UNDP Indonesia’s work on Islamic finance is part of a broader focus on how new forms of capital can be channeled to support the SDGs through the Innovative Financing Lab. Islamic finance is considered one of the most rapid industries with a 10-12% annual expansion. Moreover, Islamic finance embodies socially responsible and sustainable development, which is in line with the SDGs. Since its establishment, the Lab has made notable achievements in innovative Islamic financing through three main approaches: harnessing, catalyzing, and convening. Indonesia is among the leading countries in adopting the Sustainable Development Goals (SDGs) agenda, illustrated by the Presidential Decree on the SDGs. Domestic private finance is the most significant potential source of financing for the SDGs in Indonesia, comprising almost half of aggregate financing in Indonesia.

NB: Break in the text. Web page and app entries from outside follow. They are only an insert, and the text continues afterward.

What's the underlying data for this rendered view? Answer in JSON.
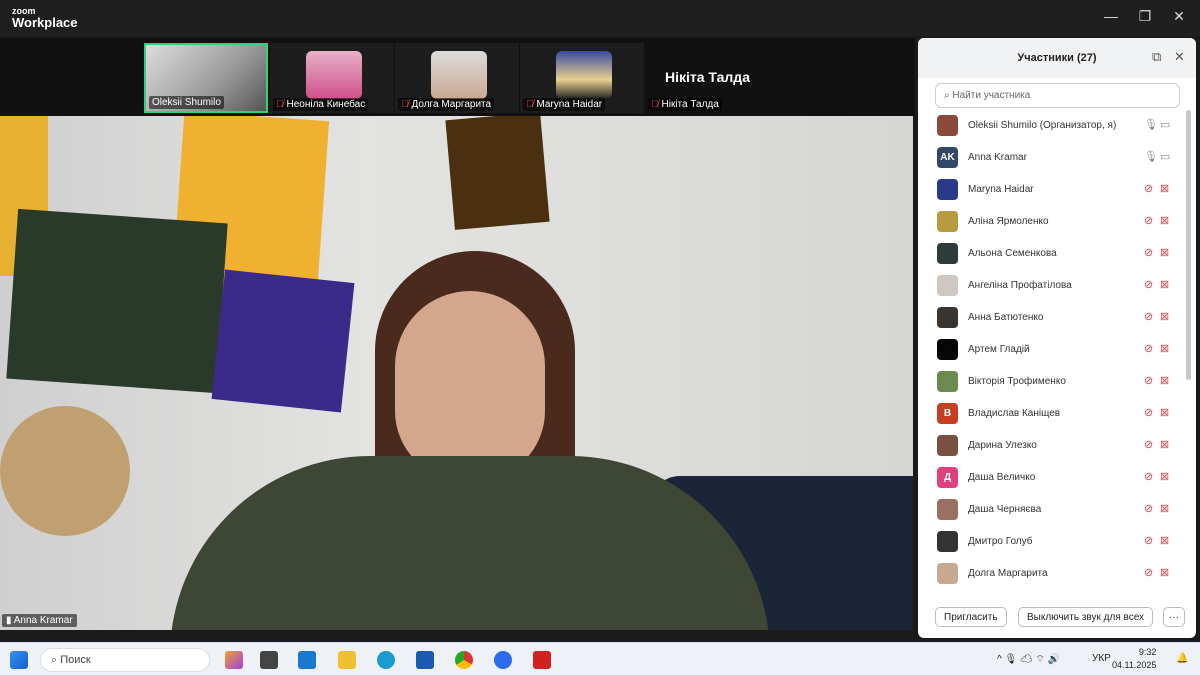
{
  "app": {
    "logo_top": "zoom",
    "logo_bottom": "Workplace"
  },
  "strip": {
    "tiles": [
      {
        "name": "Oleksii Shumilo",
        "muted": false
      },
      {
        "name": "Неоніла Кинебас",
        "muted": true
      },
      {
        "name": "Долга Маргарита",
        "muted": true
      },
      {
        "name": "Maryna Haidar",
        "muted": true
      },
      {
        "name": "Нікіта Талда",
        "muted": true,
        "big_name": "Нікіта Талда"
      }
    ]
  },
  "video": {
    "speaker": "Anna Kramar"
  },
  "panel": {
    "title": "Участники (27)",
    "search_placeholder": "Найти участника",
    "participants": [
      {
        "name": "Oleksii Shumilo (Организатор, я)",
        "muted": false,
        "initials": "",
        "color": "#8a4a3a"
      },
      {
        "name": "Anna Kramar",
        "muted": false,
        "initials": "AK",
        "color": "#334766"
      },
      {
        "name": "Maryna Haidar",
        "muted": true,
        "initials": "",
        "color": "#2a3a8a"
      },
      {
        "name": "Аліна Ярмоленко",
        "muted": true,
        "initials": "",
        "color": "#b89a40"
      },
      {
        "name": "Альона Семенкова",
        "muted": true,
        "initials": "",
        "color": "#2d3b3a"
      },
      {
        "name": "Ангеліна Профатілова",
        "muted": true,
        "initials": "",
        "color": "#cfc8c0"
      },
      {
        "name": "Анна Батютенко",
        "muted": true,
        "initials": "",
        "color": "#3a3430"
      },
      {
        "name": "Артем Гладій",
        "muted": true,
        "initials": "",
        "color": "#050505"
      },
      {
        "name": "Вікторія Трофименко",
        "muted": true,
        "initials": "",
        "color": "#6a8a50"
      },
      {
        "name": "Владислав Каніщев",
        "muted": true,
        "initials": "В",
        "color": "#c63f22"
      },
      {
        "name": "Дарина Улезко",
        "muted": true,
        "initials": "",
        "color": "#7a5040"
      },
      {
        "name": "Даша Величко",
        "muted": true,
        "initials": "Д",
        "color": "#e0407e"
      },
      {
        "name": "Даша Черняєва",
        "muted": true,
        "initials": "",
        "color": "#9a7060"
      },
      {
        "name": "Дмитро Голуб",
        "muted": true,
        "initials": "",
        "color": "#333"
      },
      {
        "name": "Долга Маргарита",
        "muted": true,
        "initials": "",
        "color": "#c9a890"
      }
    ],
    "invite": "Пригласить",
    "mute_all": "Выключить звук для всех",
    "more": "···"
  },
  "taskbar": {
    "search": "Поиск",
    "lang": "УКР",
    "time": "9:32",
    "date": "04.11.2025"
  }
}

Islamic finance is an essential component of that domestic private financing, with Indonesia now viewed as an up-and-coming force in Islamic finance in Southeast Asia.

Islamic finance embodies socially responsible and sustainable development, which is in line with the SDGs.

Our Works
in Faith Based Finance

Zakat for SDGs

UNDP and the National Zakat Board (BAZNAS) join forces to harness the full potential of zakat to achieve the SDGs in Indonesia, which was formalized in the signing of the MoU in April 2017. It was followed by the launch of a joint (UNDP-BAZNAZ) report on The Role of Zakat in Supporting the SDGs in June 2017. BAZNAS contributed zakat funds ($350,000) to implementing a micro-hydropower plant project in four districts in the Jambi Province of Sumatra, which we believe is the first time a zakat organization has committed to supporting the SDGs anywhere in the world. The provincial state-owned Bank Jambi has also contributed to the partnership through CSR funds ($281,357). The micro-hydro initiatives are part of a bigger Global Environment Facility (GEF) project to support renewable energy in Indonesia. To date, five installations have been in operation in five villages and have been completed and inaugurated by the Ministry of National Development Planning, benefiting more than 4000 beneficiaries.

The partnership has been extended to a broader synergy in disaster recovery in quake-hit West Nusa Tenggara and Central Sulawesi. BAZNAS contributed $142,000 in zakat funds. New partners have joined forces, along with BAZNAS (i.e., Principal Asset Management with its Islamic Philanthropy Fund and Ammana Fintek Syariah), to scale up MSMEs through the sharia fintech platform. The disaster recovery program benefitted almost 10,000 people in Sambik Elen village in Lombok and Tuva village in Central Sulawesi. UNDP knows that COVID-19 brings multiple burdens to people in disaster-affected areas. This new initiative falls under the Local Economic Development for Resilience Community (LEDRC) project, covering Jambi, West Nusa Tenggara, and Central Sulawesi.